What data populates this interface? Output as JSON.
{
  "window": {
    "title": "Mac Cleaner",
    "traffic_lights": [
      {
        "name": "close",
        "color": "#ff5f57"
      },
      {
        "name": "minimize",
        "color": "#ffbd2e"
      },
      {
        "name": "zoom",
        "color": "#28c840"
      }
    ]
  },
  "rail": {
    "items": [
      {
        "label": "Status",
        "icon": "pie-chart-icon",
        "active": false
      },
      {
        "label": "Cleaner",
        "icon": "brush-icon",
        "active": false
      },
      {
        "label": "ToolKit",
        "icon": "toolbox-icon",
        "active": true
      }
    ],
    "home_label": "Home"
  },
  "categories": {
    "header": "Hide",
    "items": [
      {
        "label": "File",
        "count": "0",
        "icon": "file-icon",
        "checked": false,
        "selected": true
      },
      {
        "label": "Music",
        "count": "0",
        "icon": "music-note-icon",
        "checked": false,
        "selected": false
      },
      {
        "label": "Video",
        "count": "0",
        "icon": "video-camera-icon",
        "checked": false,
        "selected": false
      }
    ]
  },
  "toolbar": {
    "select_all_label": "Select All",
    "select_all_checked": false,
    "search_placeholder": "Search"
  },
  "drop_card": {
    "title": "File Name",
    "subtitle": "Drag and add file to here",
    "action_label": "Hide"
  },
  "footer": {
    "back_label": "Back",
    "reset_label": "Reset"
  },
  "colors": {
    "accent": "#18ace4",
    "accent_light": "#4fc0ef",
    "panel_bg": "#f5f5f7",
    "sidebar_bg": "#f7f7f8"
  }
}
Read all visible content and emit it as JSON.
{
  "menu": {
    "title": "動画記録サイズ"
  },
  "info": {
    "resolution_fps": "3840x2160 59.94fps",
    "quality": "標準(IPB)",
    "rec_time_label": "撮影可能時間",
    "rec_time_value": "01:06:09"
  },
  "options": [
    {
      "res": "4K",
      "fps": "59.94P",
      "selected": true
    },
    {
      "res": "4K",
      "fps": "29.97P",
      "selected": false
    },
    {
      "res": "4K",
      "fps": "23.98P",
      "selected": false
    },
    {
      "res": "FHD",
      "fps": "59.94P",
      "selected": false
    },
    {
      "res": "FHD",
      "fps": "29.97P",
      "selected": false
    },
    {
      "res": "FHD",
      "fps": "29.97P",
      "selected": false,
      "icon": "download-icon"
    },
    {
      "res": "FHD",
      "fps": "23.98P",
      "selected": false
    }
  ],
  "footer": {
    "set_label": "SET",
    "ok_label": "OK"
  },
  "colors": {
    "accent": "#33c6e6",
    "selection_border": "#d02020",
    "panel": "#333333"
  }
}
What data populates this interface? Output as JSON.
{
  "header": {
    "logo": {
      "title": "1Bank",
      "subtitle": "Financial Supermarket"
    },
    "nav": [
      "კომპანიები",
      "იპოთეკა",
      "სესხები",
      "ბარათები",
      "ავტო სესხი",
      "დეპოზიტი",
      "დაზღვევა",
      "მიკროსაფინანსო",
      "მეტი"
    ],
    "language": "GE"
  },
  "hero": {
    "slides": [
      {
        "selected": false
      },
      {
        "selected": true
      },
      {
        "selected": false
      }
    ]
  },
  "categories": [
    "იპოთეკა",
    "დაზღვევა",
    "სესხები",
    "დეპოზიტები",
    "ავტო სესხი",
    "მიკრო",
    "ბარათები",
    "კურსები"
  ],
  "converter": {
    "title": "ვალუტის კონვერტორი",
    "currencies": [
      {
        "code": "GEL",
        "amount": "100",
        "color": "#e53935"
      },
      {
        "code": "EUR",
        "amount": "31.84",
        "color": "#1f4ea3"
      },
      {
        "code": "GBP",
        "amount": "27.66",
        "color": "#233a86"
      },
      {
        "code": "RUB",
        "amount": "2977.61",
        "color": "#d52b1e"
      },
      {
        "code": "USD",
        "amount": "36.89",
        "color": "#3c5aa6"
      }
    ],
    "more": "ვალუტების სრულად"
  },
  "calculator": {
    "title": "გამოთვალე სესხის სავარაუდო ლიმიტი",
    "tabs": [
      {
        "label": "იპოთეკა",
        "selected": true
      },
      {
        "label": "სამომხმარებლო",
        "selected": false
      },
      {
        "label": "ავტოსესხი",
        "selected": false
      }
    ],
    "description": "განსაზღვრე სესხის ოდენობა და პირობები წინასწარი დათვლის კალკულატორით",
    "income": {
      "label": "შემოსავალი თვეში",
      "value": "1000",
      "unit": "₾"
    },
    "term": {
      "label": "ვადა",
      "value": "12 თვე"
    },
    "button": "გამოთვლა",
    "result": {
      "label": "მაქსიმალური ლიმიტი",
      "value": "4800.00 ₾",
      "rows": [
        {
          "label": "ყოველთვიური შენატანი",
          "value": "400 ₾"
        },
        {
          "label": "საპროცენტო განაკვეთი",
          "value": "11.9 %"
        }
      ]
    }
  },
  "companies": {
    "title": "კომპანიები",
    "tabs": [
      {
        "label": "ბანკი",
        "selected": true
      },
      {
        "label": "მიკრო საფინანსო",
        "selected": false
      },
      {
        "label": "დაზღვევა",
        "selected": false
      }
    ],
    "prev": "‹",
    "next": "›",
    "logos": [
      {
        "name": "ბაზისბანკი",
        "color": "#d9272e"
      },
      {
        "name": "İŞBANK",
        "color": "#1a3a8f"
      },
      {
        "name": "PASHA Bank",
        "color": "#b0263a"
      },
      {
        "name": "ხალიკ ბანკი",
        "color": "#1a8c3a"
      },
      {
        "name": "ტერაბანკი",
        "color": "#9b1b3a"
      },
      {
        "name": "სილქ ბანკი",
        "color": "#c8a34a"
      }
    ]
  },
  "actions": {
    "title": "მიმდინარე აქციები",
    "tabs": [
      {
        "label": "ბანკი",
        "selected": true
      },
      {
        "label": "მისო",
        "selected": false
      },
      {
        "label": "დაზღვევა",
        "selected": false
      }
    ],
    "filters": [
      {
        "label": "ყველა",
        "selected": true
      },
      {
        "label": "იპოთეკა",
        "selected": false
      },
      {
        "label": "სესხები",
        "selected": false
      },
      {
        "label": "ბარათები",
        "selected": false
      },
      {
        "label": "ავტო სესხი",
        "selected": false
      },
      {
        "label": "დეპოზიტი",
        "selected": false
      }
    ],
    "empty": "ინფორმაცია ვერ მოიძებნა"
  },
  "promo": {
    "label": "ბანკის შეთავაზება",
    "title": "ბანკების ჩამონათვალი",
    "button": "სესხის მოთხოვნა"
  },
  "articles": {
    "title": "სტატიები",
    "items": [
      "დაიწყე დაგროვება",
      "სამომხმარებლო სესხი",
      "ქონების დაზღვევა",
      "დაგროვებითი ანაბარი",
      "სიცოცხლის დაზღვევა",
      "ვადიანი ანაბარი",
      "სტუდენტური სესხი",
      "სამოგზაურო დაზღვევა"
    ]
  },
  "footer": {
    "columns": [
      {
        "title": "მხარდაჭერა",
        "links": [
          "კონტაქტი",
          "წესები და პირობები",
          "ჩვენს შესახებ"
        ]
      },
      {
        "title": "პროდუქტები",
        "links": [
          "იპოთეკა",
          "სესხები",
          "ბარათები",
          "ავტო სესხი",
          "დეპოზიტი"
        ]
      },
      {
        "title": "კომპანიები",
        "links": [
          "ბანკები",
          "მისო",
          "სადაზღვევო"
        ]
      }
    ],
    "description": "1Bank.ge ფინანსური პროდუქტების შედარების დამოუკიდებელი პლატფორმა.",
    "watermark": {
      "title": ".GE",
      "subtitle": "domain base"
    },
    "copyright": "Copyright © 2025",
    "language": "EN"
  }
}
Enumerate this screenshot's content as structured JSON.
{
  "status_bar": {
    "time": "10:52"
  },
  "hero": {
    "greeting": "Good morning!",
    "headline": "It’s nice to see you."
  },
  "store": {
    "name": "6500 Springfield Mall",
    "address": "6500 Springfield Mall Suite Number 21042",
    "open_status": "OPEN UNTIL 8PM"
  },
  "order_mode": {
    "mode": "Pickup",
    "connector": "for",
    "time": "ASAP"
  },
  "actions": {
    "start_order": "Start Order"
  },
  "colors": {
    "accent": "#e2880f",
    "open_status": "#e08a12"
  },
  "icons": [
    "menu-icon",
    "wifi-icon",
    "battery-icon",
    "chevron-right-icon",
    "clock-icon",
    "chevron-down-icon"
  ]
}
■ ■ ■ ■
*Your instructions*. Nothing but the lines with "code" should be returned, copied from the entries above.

*Response to this task*.
        "code": "GEL",
        "code": "EUR",
        "code": "GBP",
        "code": "RUB",
        "code": "USD",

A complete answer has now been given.